## INFORMATION SHOWN
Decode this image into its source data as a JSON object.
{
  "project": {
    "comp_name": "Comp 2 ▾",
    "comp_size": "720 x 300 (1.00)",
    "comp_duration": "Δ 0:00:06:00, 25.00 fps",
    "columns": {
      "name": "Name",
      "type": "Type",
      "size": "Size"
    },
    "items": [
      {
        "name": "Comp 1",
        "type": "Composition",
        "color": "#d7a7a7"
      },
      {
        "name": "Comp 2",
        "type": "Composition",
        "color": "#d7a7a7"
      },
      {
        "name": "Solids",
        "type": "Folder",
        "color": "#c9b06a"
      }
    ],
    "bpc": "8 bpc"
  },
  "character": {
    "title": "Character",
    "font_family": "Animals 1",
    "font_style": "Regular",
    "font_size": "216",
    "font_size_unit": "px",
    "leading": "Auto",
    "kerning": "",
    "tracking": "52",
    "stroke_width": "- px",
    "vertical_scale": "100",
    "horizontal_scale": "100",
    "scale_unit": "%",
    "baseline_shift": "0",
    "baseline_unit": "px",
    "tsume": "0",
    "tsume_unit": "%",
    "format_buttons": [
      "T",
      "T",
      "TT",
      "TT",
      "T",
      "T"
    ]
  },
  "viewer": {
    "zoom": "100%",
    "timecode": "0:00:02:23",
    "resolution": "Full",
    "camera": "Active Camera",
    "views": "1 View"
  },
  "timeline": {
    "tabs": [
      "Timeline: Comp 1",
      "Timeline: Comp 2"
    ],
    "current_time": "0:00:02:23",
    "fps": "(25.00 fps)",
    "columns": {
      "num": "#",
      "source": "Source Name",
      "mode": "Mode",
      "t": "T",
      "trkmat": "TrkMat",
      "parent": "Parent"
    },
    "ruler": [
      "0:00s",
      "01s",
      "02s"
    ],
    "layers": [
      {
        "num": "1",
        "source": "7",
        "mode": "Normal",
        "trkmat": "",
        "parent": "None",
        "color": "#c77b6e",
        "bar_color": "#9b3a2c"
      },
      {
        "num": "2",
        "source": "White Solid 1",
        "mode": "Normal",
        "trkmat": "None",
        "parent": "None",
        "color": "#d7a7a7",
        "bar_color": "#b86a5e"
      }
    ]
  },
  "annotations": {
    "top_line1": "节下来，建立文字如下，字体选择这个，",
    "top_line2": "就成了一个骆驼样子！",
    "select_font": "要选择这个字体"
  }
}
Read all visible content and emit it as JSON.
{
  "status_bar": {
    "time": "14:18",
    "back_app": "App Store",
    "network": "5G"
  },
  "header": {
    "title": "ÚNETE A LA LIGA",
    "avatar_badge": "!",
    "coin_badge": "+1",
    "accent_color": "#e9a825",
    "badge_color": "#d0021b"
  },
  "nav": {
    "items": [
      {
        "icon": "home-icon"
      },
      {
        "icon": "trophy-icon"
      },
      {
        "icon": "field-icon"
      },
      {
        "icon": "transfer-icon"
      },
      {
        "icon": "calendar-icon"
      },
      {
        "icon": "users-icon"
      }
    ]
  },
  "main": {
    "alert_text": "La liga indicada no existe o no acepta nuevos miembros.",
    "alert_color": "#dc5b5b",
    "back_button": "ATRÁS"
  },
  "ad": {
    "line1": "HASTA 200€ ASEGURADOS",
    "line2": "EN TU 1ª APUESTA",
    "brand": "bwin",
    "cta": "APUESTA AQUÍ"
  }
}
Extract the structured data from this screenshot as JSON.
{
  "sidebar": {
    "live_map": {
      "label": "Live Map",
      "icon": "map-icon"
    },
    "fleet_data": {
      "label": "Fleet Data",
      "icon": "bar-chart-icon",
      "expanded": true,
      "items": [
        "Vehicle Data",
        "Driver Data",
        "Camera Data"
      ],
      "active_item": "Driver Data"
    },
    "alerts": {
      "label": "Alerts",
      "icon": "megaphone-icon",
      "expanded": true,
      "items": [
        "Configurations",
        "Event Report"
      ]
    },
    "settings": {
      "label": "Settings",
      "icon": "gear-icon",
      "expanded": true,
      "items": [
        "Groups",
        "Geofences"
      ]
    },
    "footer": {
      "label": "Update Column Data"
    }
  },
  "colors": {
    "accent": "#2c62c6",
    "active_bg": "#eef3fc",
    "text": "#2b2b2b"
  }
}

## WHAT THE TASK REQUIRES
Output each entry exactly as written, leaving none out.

## OUTPUT FOR THIS EXERCISE
Decode this image into its source data as a JSON object.
{
  "project": {
    "comp_name": "Comp 2 ▾",
    "comp_size": "720 x 300 (1.00)",
    "comp_duration": "Δ 0:00:06:00, 25.00 fps",
    "columns": {
      "name": "Name",
      "type": "Type",
      "size": "Size"
    },
    "items": [
      {
        "name": "Comp 1",
        "type": "Composition",
        "color": "#d7a7a7"
      },
      {
        "name": "Comp 2",
        "type": "Composition",
        "color": "#d7a7a7"
      },
      {
        "name": "Solids",
        "type": "Folder",
        "color": "#c9b06a"
      }
    ],
    "bpc": "8 bpc"
  },
  "character": {
    "title": "Character",
    "font_family": "Animals 1",
    "font_style": "Regular",
    "font_size": "216",
    "font_size_unit": "px",
    "leading": "Auto",
    "kerning": "",
    "tracking": "52",
    "stroke_width": "- px",
    "vertical_scale": "100",
    "horizontal_scale": "100",
    "scale_unit": "%",
    "baseline_shift": "0",
    "baseline_unit": "px",
    "tsume": "0",
    "tsume_unit": "%",
    "format_buttons": [
      "T",
      "T",
      "TT",
      "TT",
      "T",
      "T"
    ]
  },
  "viewer": {
    "zoom": "100%",
    "timecode": "0:00:02:23",
    "resolution": "Full",
    "camera": "Active Camera",
    "views": "1 View"
  },
  "timeline": {
    "tabs": [
      "Timeline: Comp 1",
      "Timeline: Comp 2"
    ],
    "current_time": "0:00:02:23",
    "fps": "(25.00 fps)",
    "columns": {
      "num": "#",
      "source": "Source Name",
      "mode": "Mode",
      "t": "T",
      "trkmat": "TrkMat",
      "parent": "Parent"
    },
    "ruler": [
      "0:00s",
      "01s",
      "02s"
    ],
    "layers": [
      {
        "num": "1",
        "source": "7",
        "mode": "Normal",
        "trkmat": "",
        "parent": "None",
        "color": "#c77b6e",
        "bar_color": "#9b3a2c"
      },
      {
        "num": "2",
        "source": "White Solid 1",
        "mode": "Normal",
        "trkmat": "None",
        "parent": "None",
        "color": "#d7a7a7",
        "bar_color": "#b86a5e"
      }
    ]
  },
  "annotations": {
    "top_line1": "节下来，建立文字如下，字体选择这个，",
    "top_line2": "就成了一个骆驼样子！",
    "select_font": "要选择这个字体"
  }
}
Read all visible content and emit it as JSON.
{
  "status_bar": {
    "time": "14:18",
    "back_app": "App Store",
    "network": "5G"
  },
  "header": {
    "title": "ÚNETE A LA LIGA",
    "avatar_badge": "!",
    "coin_badge": "+1",
    "accent_color": "#e9a825",
    "badge_color": "#d0021b"
  },
  "nav": {
    "items": [
      {
        "icon": "home-icon"
      },
      {
        "icon": "trophy-icon"
      },
      {
        "icon": "field-icon"
      },
      {
        "icon": "transfer-icon"
      },
      {
        "icon": "calendar-icon"
      },
      {
        "icon": "users-icon"
      }
    ]
  },
  "main": {
    "alert_text": "La liga indicada no existe o no acepta nuevos miembros.",
    "alert_color": "#dc5b5b",
    "back_button": "ATRÁS"
  },
  "ad": {
    "line1": "HASTA 200€ ASEGURADOS",
    "line2": "EN TU 1ª APUESTA",
    "brand": "bwin",
    "cta": "APUESTA AQUÍ"
  }
}
Extract the structured data from this screenshot as JSON.
{
  "sidebar": {
    "live_map": {
      "label": "Live Map",
      "icon": "map-icon"
    },
    "fleet_data": {
      "label": "Fleet Data",
      "icon": "bar-chart-icon",
      "expanded": true,
      "items": [
        "Vehicle Data",
        "Driver Data",
        "Camera Data"
      ],
      "active_item": "Driver Data"
    },
    "alerts": {
      "label": "Alerts",
      "icon": "megaphone-icon",
      "expanded": true,
      "items": [
        "Configurations",
        "Event Report"
      ]
    },
    "settings": {
      "label": "Settings",
      "icon": "gear-icon",
      "expanded": true,
      "items": [
        "Groups",
        "Geofences"
      ]
    },
    "footer": {
      "label": "Update Column Data"
    }
  },
  "colors": {
    "accent": "#2c62c6",
    "active_bg": "#eef3fc",
    "text": "#2b2b2b"
  }
}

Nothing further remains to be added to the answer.